High income individuals are healthier and live longer than those at the bottom of the income distribution. Recent research reveals a similar connection between a family’s income and the health of its children. But does low household income cause poor child health outcomes, or are low income and poor child health both caused by some other factor? Is redistributing income to poor families an effective way to improve children’s health?
With an award from the Foundation, economist William Evans will take advantage of a unique opportunity to test for a relationship between income and children’s health. In 1993, the Earned Income Tax Credit (EITC) –which provides income support to working parents earning less than a certain threshold – was expanded to include more families. The size of the refund was also made more generous. Evans will use a quasi-experimental design to assess the impact of increased income on child as well as maternal health. He will use three health datasets to test whether the health of children in families eligible for EITC improved after the 1993 expansion relative to high-earning families that were not eligible for the refund. This approach will allow Evans to assess the effectiveness of income redistribution as a means of closing the gap in children’s health outcomes.

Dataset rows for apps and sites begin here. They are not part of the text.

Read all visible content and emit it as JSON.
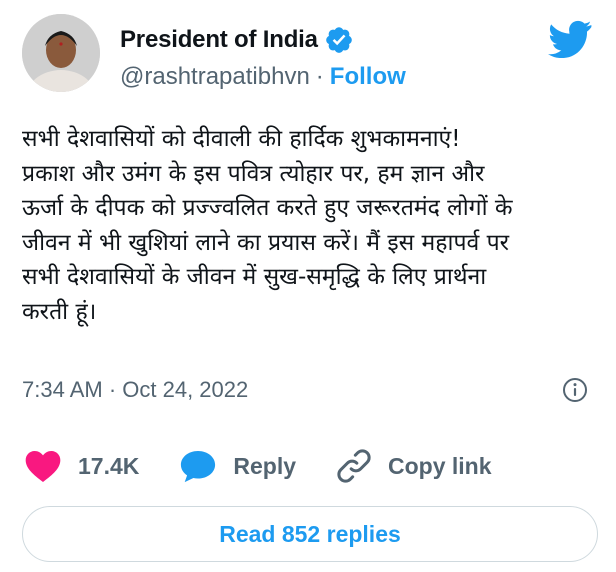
{
  "author": {
    "display_name": "President of India",
    "handle": "@rashtrapatibhvn",
    "separator": "·",
    "follow_label": "Follow",
    "verified": true
  },
  "tweet": {
    "text": "सभी देशवासियों को दीवाली की हार्दिक शुभकामनाएं!\nप्रकाश और उमंग के इस पवित्र त्योहार पर, हम ज्ञान और\nऊर्जा के दीपक को प्रज्ज्वलित करते हुए जरूरतमंद लोगों के\nजीवन में भी खुशियां लाने का प्रयास करें। मैं इस महापर्व पर\nसभी देशवासियों के जीवन में सुख-समृद्धि के लिए प्रार्थना\nकरती हूं।",
    "timestamp": "7:34 AM · Oct 24, 2022"
  },
  "actions": {
    "like_count": "17.4K",
    "reply_label": "Reply",
    "copy_link_label": "Copy link"
  },
  "read_replies_label": "Read 852 replies",
  "colors": {
    "accent": "#1d9bf0",
    "like": "#f91880",
    "muted": "#536471",
    "border": "#cfd9de"
  },
  "icons": {
    "verified": "verified-badge-icon",
    "brand": "twitter-bird-icon",
    "info": "info-icon",
    "like": "heart-icon",
    "reply": "speech-bubble-icon",
    "copy_link": "link-icon"
  }
}
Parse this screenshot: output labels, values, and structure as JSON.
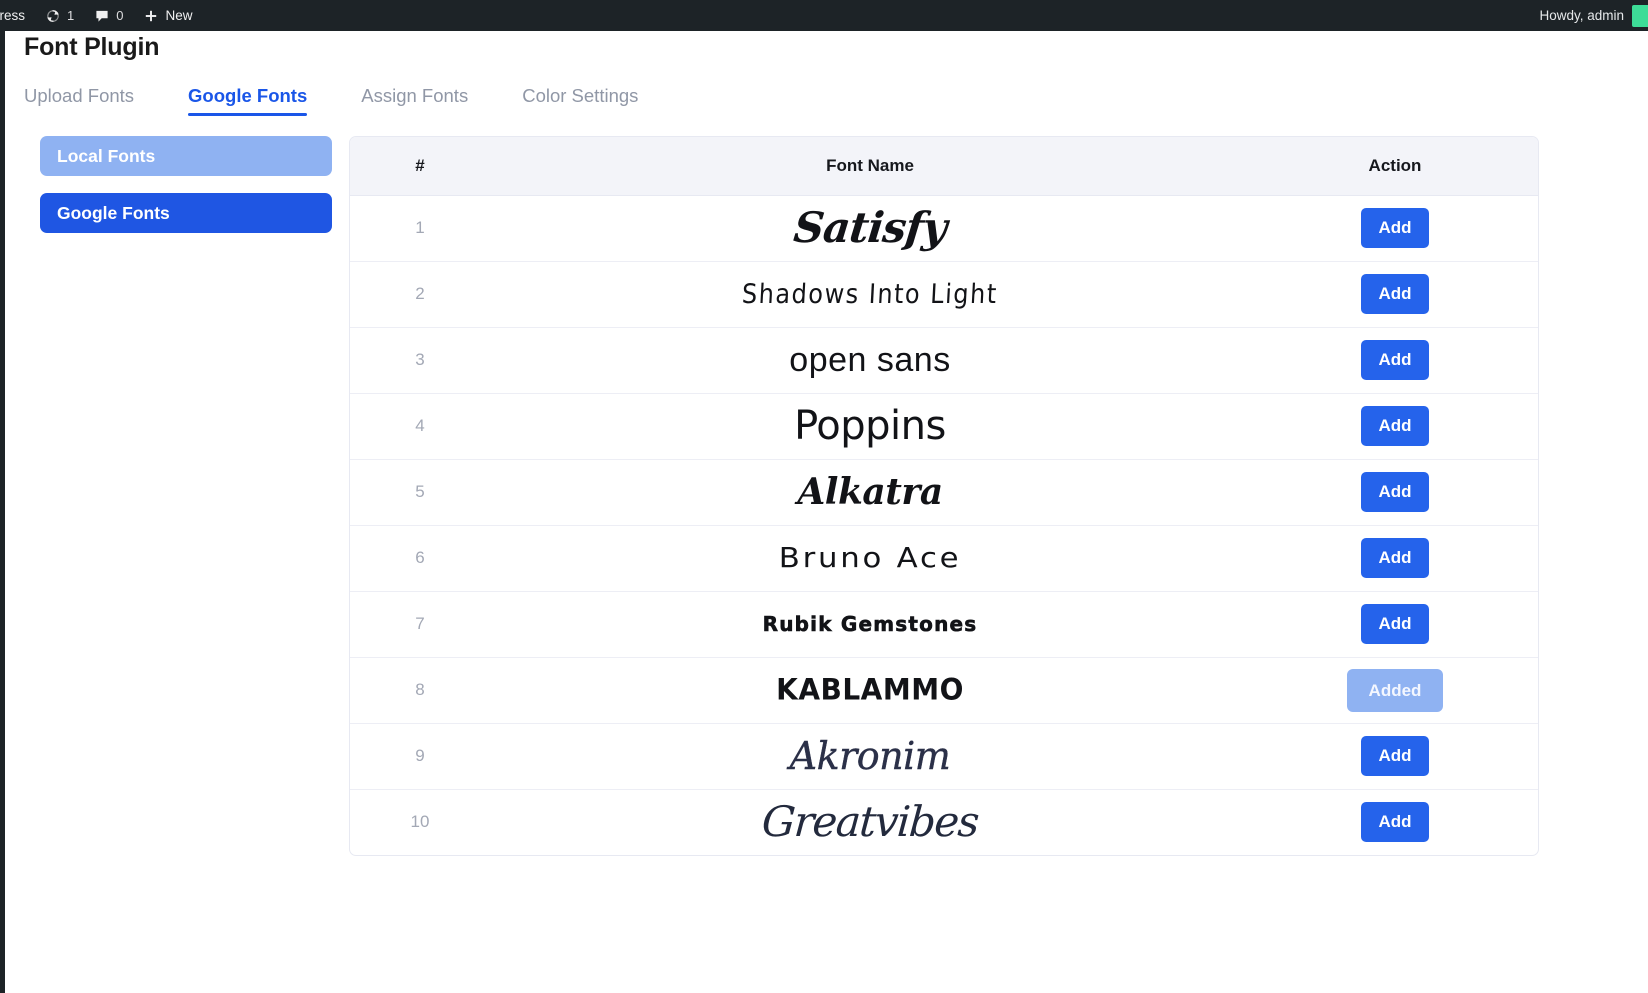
{
  "adminbar": {
    "site_label": "press",
    "updates": {
      "icon": "updates-icon",
      "count": "1"
    },
    "comments": {
      "icon": "comment-icon",
      "count": "0"
    },
    "new": {
      "icon": "plus-icon",
      "label": "New"
    },
    "howdy": "Howdy, admin"
  },
  "page": {
    "title": "Font Plugin"
  },
  "tabs": [
    {
      "label": "Upload Fonts",
      "active": false
    },
    {
      "label": "Google Fonts",
      "active": true
    },
    {
      "label": "Assign Fonts",
      "active": false
    },
    {
      "label": "Color Settings",
      "active": false
    }
  ],
  "sidebar": {
    "items": [
      {
        "label": "Local Fonts",
        "state": "inactive"
      },
      {
        "label": "Google Fonts",
        "state": "active"
      }
    ]
  },
  "table": {
    "headers": [
      "#",
      "Font Name",
      "Action"
    ],
    "rows": [
      {
        "num": "1",
        "font": "Satisfy",
        "action": "Add",
        "added": false
      },
      {
        "num": "2",
        "font": "Shadows Into Light",
        "action": "Add",
        "added": false
      },
      {
        "num": "3",
        "font": "open sans",
        "action": "Add",
        "added": false
      },
      {
        "num": "4",
        "font": "Poppins",
        "action": "Add",
        "added": false
      },
      {
        "num": "5",
        "font": "Alkatra",
        "action": "Add",
        "added": false
      },
      {
        "num": "6",
        "font": "Bruno Ace",
        "action": "Add",
        "added": false
      },
      {
        "num": "7",
        "font": "Rubik Gemstones",
        "action": "Add",
        "added": false
      },
      {
        "num": "8",
        "font": "KABLAMMO",
        "action": "Added",
        "added": true
      },
      {
        "num": "9",
        "font": "Akronim",
        "action": "Add",
        "added": false
      },
      {
        "num": "10",
        "font": "Greatvibes",
        "action": "Add",
        "added": false
      }
    ]
  },
  "colors": {
    "accent": "#2563eb",
    "accent_soft": "#8fb2f2",
    "adminbar_bg": "#1d2327",
    "table_header_bg": "#f3f4f9",
    "avatar": "#3ddc97"
  }
}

Reports and Publications
- Evans, William and Craig Garthwaite. 2010. "Giving Mom a Break: The Impact of Higher Earned Income Tax Credit Payments on Maternal Health," Working Paper #16296, National Bureau of Economic Research.